• **PROBLEM STATEMENT**: Print word for word the records from the line containing "Read all visible content and emit it as JSON." through the end.

• **EXCERPTED RECORDS**:
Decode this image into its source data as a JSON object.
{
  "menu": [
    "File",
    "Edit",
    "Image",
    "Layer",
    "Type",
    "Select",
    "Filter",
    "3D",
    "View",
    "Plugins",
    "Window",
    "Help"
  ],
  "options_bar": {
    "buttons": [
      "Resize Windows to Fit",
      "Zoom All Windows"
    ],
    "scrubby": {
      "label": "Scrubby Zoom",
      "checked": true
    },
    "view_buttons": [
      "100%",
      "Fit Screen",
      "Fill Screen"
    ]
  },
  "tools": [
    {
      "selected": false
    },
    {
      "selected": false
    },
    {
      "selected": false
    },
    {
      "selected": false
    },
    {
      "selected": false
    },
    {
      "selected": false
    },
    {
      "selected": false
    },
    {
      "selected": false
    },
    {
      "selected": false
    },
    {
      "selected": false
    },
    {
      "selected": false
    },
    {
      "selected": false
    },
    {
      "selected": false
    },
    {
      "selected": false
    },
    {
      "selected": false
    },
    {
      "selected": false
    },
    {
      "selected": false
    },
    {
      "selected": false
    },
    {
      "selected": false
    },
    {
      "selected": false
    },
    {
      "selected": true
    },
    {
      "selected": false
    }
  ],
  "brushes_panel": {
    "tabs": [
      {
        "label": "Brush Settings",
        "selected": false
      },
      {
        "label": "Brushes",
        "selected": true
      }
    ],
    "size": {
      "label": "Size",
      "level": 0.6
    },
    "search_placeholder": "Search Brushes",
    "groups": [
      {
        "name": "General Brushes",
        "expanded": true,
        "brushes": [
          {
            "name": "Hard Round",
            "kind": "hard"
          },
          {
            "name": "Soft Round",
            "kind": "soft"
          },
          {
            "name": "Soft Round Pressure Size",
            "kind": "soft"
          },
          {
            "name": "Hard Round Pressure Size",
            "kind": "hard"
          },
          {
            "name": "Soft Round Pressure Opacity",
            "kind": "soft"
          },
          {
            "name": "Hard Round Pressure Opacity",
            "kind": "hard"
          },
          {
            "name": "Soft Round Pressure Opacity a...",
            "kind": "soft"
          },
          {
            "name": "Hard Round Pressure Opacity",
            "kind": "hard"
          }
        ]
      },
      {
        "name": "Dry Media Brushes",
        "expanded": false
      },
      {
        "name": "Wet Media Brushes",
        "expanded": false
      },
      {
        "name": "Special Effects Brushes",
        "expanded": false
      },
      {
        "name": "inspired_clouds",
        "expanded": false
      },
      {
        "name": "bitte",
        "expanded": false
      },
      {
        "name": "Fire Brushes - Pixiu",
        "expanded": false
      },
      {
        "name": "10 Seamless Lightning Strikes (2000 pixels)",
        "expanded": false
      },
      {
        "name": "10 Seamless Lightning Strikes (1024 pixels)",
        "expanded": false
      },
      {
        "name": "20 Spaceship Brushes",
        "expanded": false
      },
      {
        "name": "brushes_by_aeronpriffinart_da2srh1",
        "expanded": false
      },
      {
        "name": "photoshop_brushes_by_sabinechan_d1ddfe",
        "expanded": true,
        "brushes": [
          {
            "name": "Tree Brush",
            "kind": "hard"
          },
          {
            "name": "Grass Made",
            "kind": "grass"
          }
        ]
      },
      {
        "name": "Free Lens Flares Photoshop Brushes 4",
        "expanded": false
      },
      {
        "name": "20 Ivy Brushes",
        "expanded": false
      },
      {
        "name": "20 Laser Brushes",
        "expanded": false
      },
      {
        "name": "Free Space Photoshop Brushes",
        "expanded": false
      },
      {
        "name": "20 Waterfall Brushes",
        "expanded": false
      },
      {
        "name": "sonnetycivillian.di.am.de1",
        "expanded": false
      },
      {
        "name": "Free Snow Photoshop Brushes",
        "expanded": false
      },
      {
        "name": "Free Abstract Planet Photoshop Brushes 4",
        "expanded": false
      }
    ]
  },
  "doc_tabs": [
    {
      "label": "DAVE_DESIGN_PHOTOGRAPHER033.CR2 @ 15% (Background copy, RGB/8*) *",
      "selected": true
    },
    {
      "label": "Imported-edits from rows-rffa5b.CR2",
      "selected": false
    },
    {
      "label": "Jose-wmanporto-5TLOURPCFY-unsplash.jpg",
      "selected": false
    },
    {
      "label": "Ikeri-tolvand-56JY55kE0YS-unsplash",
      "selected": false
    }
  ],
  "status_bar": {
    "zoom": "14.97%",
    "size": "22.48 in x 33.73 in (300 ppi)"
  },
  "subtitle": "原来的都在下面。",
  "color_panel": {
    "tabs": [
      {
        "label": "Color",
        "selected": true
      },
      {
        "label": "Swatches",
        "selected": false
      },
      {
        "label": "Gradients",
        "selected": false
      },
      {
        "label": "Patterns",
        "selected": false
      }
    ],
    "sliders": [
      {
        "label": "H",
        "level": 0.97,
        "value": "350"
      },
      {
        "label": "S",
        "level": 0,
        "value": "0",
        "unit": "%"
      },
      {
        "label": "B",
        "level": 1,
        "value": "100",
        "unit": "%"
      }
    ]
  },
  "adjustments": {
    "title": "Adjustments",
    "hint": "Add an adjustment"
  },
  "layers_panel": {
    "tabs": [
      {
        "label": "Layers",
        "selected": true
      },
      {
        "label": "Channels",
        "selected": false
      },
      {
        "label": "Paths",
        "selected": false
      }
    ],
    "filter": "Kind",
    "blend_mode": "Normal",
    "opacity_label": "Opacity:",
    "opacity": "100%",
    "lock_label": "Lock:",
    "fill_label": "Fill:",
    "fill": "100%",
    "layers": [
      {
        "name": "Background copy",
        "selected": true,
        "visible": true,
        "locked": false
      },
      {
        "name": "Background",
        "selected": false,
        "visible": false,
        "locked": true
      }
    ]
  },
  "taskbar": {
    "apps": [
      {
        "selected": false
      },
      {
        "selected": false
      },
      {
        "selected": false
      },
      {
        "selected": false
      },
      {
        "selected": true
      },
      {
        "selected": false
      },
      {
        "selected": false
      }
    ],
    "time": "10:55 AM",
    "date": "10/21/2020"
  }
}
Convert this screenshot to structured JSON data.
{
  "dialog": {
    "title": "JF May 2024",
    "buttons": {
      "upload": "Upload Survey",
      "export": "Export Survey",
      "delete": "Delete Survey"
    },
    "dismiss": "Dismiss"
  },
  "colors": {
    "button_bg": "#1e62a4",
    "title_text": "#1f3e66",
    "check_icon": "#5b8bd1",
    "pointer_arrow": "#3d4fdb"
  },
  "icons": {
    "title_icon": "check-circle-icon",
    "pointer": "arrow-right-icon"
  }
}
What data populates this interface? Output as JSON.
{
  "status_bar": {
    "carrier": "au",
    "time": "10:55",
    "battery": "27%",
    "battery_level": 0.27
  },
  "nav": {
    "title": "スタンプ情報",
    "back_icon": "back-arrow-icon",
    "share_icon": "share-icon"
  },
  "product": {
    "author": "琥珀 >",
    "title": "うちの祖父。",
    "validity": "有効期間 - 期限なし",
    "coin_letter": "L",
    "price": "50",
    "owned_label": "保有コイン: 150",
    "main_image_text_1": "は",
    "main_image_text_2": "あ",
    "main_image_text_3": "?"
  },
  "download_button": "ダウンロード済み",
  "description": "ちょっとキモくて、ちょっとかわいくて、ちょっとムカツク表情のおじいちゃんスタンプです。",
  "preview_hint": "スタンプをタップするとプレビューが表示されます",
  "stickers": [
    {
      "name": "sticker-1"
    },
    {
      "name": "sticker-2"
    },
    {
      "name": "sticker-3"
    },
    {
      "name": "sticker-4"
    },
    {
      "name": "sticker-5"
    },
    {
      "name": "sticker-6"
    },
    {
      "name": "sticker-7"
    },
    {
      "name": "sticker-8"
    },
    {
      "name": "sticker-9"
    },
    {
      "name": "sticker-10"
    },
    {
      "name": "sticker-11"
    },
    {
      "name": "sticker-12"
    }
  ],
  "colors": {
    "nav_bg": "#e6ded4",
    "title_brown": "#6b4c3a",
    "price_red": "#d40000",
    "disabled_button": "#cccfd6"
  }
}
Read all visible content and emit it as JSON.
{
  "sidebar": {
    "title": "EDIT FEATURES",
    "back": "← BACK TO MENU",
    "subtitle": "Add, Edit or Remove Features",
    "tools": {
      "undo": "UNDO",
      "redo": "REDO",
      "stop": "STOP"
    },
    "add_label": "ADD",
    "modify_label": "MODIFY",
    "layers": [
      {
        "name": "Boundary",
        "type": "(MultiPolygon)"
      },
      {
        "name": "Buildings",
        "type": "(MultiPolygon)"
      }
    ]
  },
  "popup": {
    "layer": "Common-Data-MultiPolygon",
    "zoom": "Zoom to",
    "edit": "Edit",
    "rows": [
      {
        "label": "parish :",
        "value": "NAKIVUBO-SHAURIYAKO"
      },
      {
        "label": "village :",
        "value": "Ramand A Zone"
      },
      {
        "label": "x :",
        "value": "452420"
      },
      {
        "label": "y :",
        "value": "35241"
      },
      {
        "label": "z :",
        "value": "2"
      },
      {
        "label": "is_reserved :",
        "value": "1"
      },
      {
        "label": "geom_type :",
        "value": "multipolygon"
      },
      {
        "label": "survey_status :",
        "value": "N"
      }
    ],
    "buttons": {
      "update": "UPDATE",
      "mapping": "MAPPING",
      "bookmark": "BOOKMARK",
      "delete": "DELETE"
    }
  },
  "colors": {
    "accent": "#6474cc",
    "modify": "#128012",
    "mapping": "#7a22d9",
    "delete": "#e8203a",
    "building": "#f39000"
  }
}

• **ANSWER FOR THIS EXERCISE**:
Read all visible content and emit it as JSON.
{
  "sidebar": {
    "title": "EDIT FEATURES",
    "back": "← BACK TO MENU",
    "subtitle": "Add, Edit or Remove Features",
    "tools": {
      "undo": "UNDO",
      "redo": "REDO",
      "stop": "STOP"
    },
    "add_label": "ADD",
    "modify_label": "MODIFY",
    "layers": [
      {
        "name": "Boundary",
        "type": "(MultiPolygon)"
      },
      {
        "name": "Buildings",
        "type": "(MultiPolygon)"
      }
    ]
  },
  "popup": {
    "layer": "Common-Data-MultiPolygon",
    "zoom": "Zoom to",
    "edit": "Edit",
    "rows": [
      {
        "label": "parish :",
        "value": "NAKIVUBO-SHAURIYAKO"
      },
      {
        "label": "village :",
        "value": "Ramand A Zone"
      },
      {
        "label": "x :",
        "value": "452420"
      },
      {
        "label": "y :",
        "value": "35241"
      },
      {
        "label": "z :",
        "value": "2"
      },
      {
        "label": "is_reserved :",
        "value": "1"
      },
      {
        "label": "geom_type :",
        "value": "multipolygon"
      },
      {
        "label": "survey_status :",
        "value": "N"
      }
    ],
    "buttons": {
      "update": "UPDATE",
      "mapping": "MAPPING",
      "bookmark": "BOOKMARK",
      "delete": "DELETE"
    }
  },
  "colors": {
    "accent": "#6474cc",
    "modify": "#128012",
    "mapping": "#7a22d9",
    "delete": "#e8203a",
    "building": "#f39000"
  }
}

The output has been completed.